Trade sources said there had been no questioning of the ability of Australian barley to meet China’s specifications, and even if export permits for particular companies were revoked by the Chinese Government, they could still sell cargoes to shippers which had not been delisted.
Companies which have appeared on the list to be investigated, or feel they might be added to the list, are now believed to be going through their export and domestic contracts, and foreign-exchange and freight records, to prepare material which may be called for during the investigation.
China is Australia’s single biggest grain market, and imports a tonnage well ahead of the 4Mt or so Australia annually ships to its biggest wheat customer, Indonesia.
China regularly buys 2-3Mt of Australian malting barley, and up to 4Mt of feed, each year.
“In terms of a single grain, barley to China outshines every single market Australia has,” Mr Russell said.
Last year, China imported a total of around 6.5Mt of Australian barley, and has also been importing up to 1.5Mt of wheat, and 1Mt of sorghum.
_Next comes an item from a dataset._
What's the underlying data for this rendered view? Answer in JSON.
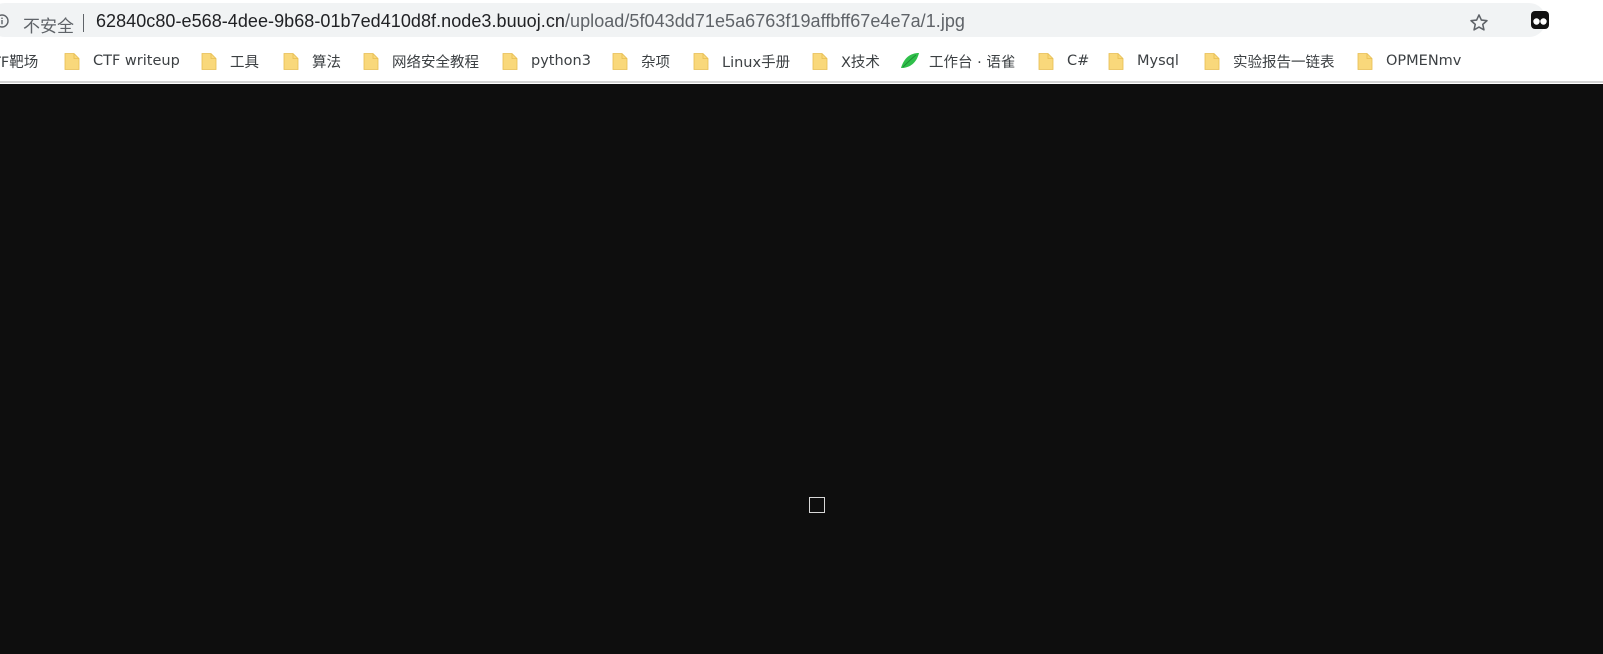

One trader said China had no interest in excluding Australia barley, and the investigation was being conducted to allay concerns held by parts of its domestic market, especially as the drought in eastern Australia pushed fob values above export parity.
This has boosted values for FAQ as well as malting barley.
“Its maltsters are screaming out for barley from Australia, and there are no grounds for an anti-dumping case to be supported.”
Lachstock Consulting said news of the investigation chopped $20/t off WA barley prices, which rebounded $10/t.
“Prices there are now about $10 below replacement from the last Saudi tender and we expect to see a higher price in the next tender as global stocks tighten.”
“China’s investigation will not conclude until May 2020, so it’s unlikely to impact exports this season.
“It feels like the market is overreacting here, and failing to recognise fair value.”
Grain Central understands officials from the Australian Government’s Department of Foreign Affairs and Trade (DFAT) have met with MOFCOM officials, and are doing all they can to minimise the impact of the investigation on Australia’s barley market in China.
DFAT has not yet responded to Grain Central’s request for information on the subject of China’s investigation into Australian barley pricing.
Grain Central: Get our free daily cropping news straight to your inbox – Click here